But we must think of the children.”

“I’ve interviewed a lot of engineers over the years, and it’s amazing how many of them can trace their fascination with technology to a youthful moment where they played with or took apart a piece of kit.  You can only become fascinated with the structure of something if you can see the structure of it. You need that gear, that spring, that rivet to pop out at you and send you down the rabbit hole. This is how passions are born.”


Full Story: MIT

Welcome to the “Circuit Playground”

Monday, March 25, 2013 Thursday, March 21, 2013

Video of author Cory Doctorow’s talk on ebooks, libraries, and copyright at the Library of Congress.

A Digital Shift: Libraries, Ebooks and Beyond (by LibraryOfCongress)

Thursday, March 7, 2013

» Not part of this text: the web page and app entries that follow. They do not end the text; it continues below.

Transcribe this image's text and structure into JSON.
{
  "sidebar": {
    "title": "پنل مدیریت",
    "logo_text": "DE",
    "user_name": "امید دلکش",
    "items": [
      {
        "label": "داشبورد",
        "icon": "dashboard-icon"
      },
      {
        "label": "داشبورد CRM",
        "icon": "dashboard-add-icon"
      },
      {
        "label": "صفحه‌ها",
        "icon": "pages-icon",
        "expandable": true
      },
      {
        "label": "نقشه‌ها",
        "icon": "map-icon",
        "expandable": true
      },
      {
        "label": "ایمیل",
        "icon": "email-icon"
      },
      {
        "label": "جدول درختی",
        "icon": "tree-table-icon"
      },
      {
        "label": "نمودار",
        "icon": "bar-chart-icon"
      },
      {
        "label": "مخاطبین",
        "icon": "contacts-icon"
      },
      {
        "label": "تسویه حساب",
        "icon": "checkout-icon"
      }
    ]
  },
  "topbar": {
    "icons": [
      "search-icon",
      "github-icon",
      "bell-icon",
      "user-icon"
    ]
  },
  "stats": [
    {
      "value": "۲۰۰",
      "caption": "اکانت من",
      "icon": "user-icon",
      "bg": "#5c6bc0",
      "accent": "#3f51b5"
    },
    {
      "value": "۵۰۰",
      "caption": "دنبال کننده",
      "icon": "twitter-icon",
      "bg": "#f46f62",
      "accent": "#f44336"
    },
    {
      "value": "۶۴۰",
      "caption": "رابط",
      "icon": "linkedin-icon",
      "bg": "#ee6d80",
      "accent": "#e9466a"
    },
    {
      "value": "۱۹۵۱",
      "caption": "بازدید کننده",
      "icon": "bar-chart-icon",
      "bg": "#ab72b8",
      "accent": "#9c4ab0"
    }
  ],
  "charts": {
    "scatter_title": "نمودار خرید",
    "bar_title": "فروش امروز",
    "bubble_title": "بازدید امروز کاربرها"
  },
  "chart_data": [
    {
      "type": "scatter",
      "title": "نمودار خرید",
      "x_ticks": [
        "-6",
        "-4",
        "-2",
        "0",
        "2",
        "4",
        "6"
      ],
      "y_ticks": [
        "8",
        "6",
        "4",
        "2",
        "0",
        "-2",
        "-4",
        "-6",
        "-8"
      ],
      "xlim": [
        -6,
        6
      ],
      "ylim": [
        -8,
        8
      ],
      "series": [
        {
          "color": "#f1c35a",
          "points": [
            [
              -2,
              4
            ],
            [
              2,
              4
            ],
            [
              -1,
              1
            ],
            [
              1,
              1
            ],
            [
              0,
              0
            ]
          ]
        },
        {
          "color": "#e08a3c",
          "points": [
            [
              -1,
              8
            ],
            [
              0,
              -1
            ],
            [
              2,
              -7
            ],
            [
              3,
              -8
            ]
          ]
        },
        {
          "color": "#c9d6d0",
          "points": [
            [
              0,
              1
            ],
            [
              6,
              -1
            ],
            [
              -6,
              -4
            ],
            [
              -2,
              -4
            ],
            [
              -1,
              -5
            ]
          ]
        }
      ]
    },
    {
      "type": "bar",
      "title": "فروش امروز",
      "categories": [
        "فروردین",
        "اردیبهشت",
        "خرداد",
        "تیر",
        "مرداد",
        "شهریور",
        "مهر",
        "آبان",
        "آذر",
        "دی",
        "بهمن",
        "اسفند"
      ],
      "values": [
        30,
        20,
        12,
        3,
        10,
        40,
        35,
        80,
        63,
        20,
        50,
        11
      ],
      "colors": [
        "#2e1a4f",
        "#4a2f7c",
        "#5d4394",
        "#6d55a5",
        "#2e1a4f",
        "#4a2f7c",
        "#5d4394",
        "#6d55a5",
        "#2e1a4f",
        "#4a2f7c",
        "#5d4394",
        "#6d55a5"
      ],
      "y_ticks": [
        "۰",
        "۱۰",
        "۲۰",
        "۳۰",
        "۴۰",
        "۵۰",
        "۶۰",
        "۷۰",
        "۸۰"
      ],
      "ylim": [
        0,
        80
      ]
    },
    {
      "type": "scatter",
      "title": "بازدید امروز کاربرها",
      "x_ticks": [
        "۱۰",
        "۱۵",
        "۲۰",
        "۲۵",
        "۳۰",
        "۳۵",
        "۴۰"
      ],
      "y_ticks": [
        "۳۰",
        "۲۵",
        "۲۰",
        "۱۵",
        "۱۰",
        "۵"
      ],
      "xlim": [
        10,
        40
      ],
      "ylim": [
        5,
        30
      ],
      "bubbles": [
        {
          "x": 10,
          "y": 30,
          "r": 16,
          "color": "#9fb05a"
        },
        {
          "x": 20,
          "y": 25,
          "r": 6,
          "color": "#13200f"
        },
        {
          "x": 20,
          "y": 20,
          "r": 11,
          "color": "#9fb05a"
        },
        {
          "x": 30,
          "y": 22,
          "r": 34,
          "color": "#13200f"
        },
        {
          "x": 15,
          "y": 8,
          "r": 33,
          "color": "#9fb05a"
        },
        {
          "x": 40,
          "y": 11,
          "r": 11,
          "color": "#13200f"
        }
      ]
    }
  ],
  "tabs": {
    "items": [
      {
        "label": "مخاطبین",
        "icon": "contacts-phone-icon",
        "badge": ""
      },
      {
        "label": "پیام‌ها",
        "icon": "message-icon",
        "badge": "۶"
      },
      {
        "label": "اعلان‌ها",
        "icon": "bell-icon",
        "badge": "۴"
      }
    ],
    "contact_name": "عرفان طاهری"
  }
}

Last week, Radar’s managing editor, Mac Slocum, interviewed Ben Waber at Strata Santa Clara 2013. 

Waber’s company, Sociometrics, was featured this week in a Wall Street Journal article on tracking sensors in the workplace.

Gathering big data about human behaviors can be a sensitive topic,” said Dave Lathrop, director of workspace futures and strategy at Steelcase Inc.

There’s no doubt about that reality.

(Via OReillyMedia)

Tuesday, February 26, 2013

A look behind the “data sensing lab” at the O’Reilly Strata conference.

Last fall, Alasdair Allan, Brian Jepson, Julie Steele, Rob Faludi and interested attendees at the Strata Conference put together a network of data sensors in the conference venue in New York City. 

This video, featuring Edd Dumbill and others, explains what they created using open source hardware and 3D printing. 

The video description, by O’Reilly Media, provides more context and looks ahead to what’s happening right now, around me.

"Sensors are the future of distributed data. General-purpose computing is dissipating out into the environment and becoming increasingly invisible and embedded into our lives. We will soon begin to move in a sea of data, our movements tracked and our environments measured and adjusted to our preferences, without need for direct intervention. At the Strata Conference in Santa Clara this February, we will observe and report on the conference once again, with more sensors, real-time visualization, and some new interactive features for attendees."

"Distributed Environmental Data: On the Ground at the Data Sensing Lab" (by OreillyMedia)